The Social Security system in the United States is designed to provide financial support to individuals in their retirement years. The amount of benefit one receives is based on their 35 highest-earning years of work. The full retirement age (FRA) – the age at which one is eligible for full benefits – varies from 66 to 67, depending on the birth year.
The age at which you start claiming Social Security benefits significantly impacts the amount received. Claiming benefits at the earliest age of 62 results in a reduction of at least 25% compared to waiting until the full retirement age. Conversely, delaying benefits past the FRA up to age 70 leads to an increase in benefits, with a maximum increase of 32% at age 70.

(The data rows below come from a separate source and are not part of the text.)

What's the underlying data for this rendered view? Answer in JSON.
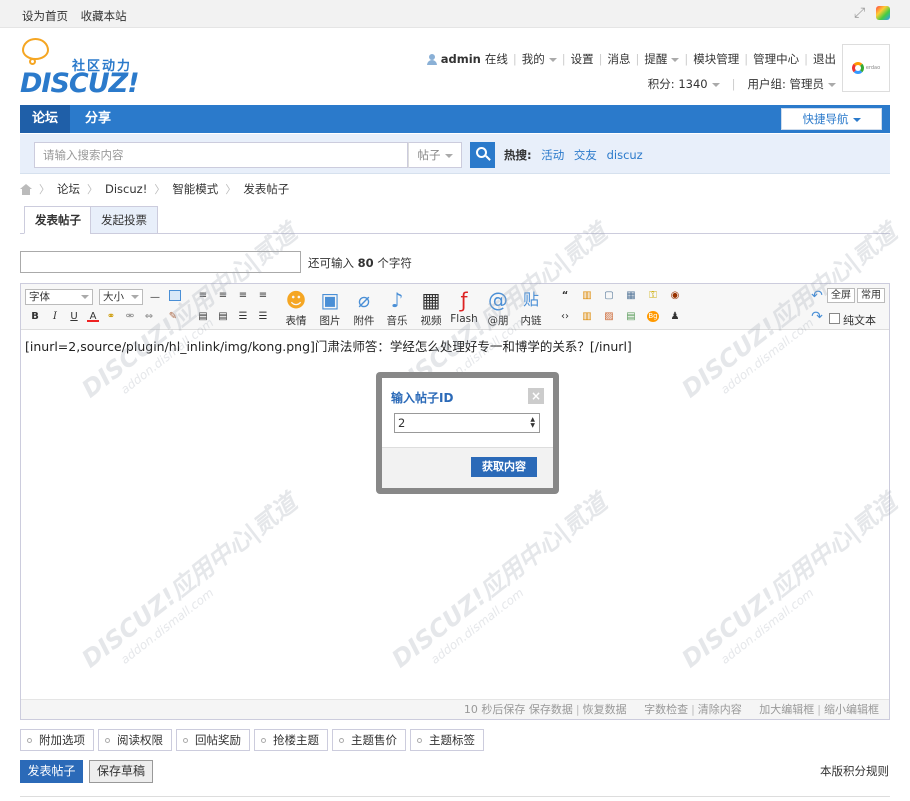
{
  "topbar": {
    "set_home": "设为首页",
    "bookmark": "收藏本站"
  },
  "logo": {
    "slogan": "社区动力",
    "word": "DISCUZ!"
  },
  "user": {
    "name": "admin",
    "status": "在线",
    "menu": [
      "我的",
      "设置",
      "消息",
      "提醒",
      "模块管理",
      "管理中心",
      "退出"
    ],
    "credits": "积分: 1340",
    "group": "用户组: 管理员"
  },
  "nav": {
    "tabs": [
      "论坛",
      "分享"
    ],
    "quick_nav": "快捷导航"
  },
  "search": {
    "placeholder": "请输入搜索内容",
    "type": "帖子",
    "hot_label": "热搜:",
    "hot_words": [
      "活动",
      "交友",
      "discuz"
    ]
  },
  "breadcrumb": [
    "论坛",
    "Discuz!",
    "智能模式",
    "发表帖子"
  ],
  "post_tabs": [
    "发表帖子",
    "发起投票"
  ],
  "title_input": {
    "value": "",
    "remain_prefix": "还可输入",
    "remain_count": "80",
    "remain_suffix": "个字符"
  },
  "editor": {
    "font_select": "字体",
    "size_select": "大小",
    "insert_tools": [
      "表情",
      "图片",
      "附件",
      "音乐",
      "视频",
      "Flash",
      "@朋",
      "内链"
    ],
    "fullscreen": "全屏",
    "common": "常用",
    "plain_text": "纯文本",
    "content": "[inurl=2,source/plugin/hl_inlink/img/kong.png]门肃法师答：学经怎么处理好专一和博学的关系？[/inurl]",
    "footer": {
      "autosave": "10 秒后保存",
      "save_data": "保存数据",
      "restore_data": "恢复数据",
      "word_check": "字数检查",
      "clear": "清除内容",
      "enlarge": "加大编辑框",
      "shrink": "缩小编辑框"
    }
  },
  "dialog": {
    "title": "输入帖子ID",
    "close": "×",
    "value": "2",
    "button": "获取内容"
  },
  "options": [
    "附加选项",
    "阅读权限",
    "回帖奖励",
    "抢楼主题",
    "主题售价",
    "主题标签"
  ],
  "actions": {
    "post": "发表帖子",
    "draft": "保存草稿",
    "rules": "本版积分规则"
  },
  "watermark": {
    "main": "DISCUZ!应用中心",
    "sub": "addon.dismall.com",
    "brand": "贰道"
  },
  "colors": {
    "brand_blue": "#2b7acb",
    "nav_active": "#1f5fa8",
    "search_bg": "#e8effa"
  }
}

For example, if the retirement income at age 66 is $2,000 per month, retiring at this age versus waiting until age 70 can mean a difference of over $200,000 over a lifetime. This stark difference underscores the importance of timing in Social Security planning.
Couples have additional strategies available. Spouses can claim benefits based on their work record or receive up to 50% of their spouse’s benefit at full retirement age, whichever is higher. Coordinating the timing of benefit claims can maximize total household Social Security income. For example, the lower-earning spouse might start benefits earlier, while the higher-earning spouse delays benefits to increase the survivor benefit.
Working while receiving Social Security benefits before reaching the full retirement age can temporarily reduce your benefits. Understanding these rules is vital for those planning to work part-time in retirement. After reaching the full retirement age, however, earnings do not affect Social Security benefits.
Up to 85% of Social Security benefits can be taxable, depending on your total income. Planning for tax implications is essential. Strategies like Roth IRA conversions or timing the withdrawal of retirement accounts can impact the taxation of Social Security benefits and overall retirement income.
Repositioning assets to reduce taxable income can lead to more tax-efficient retirement income. This might involve shifting from taxable accounts to Roth IRAs or employing tax-loss harvesting strategies. This repositioning can influence the taxation of Social Security benefits, potentially leading to lower overall tax liabilities.
With over 500 possible combinations of factors affecting benefits, consulting a financial advisor who specializes in Social Security planning is highly recommended. An advisor can offer customized strategies based on individual circumstances and help navigate the complex rules of the Social Security system.
Social Security planning should be a personalized process, reflecting individual work histories, health status, family circumstances, and retirement goals. The decision on when to claim benefits is a pivotal one, with long-lasting financial implications.
Understanding the nuances of the Social Security system and employing strategic planning can make a significant difference in retirement income, ensuring a more secure and comfortable retirement phase.
As retirements grow longer, the importance of maximizing Social Security benefits cannot be overstated. It's not just about when to start claiming benefits but how to integrate them with other retirement income sources, tax planning, and spousal benefits. Informed decisions and strategic planning in this arena are invaluable for achieving a financially stable and fulfilling retirement.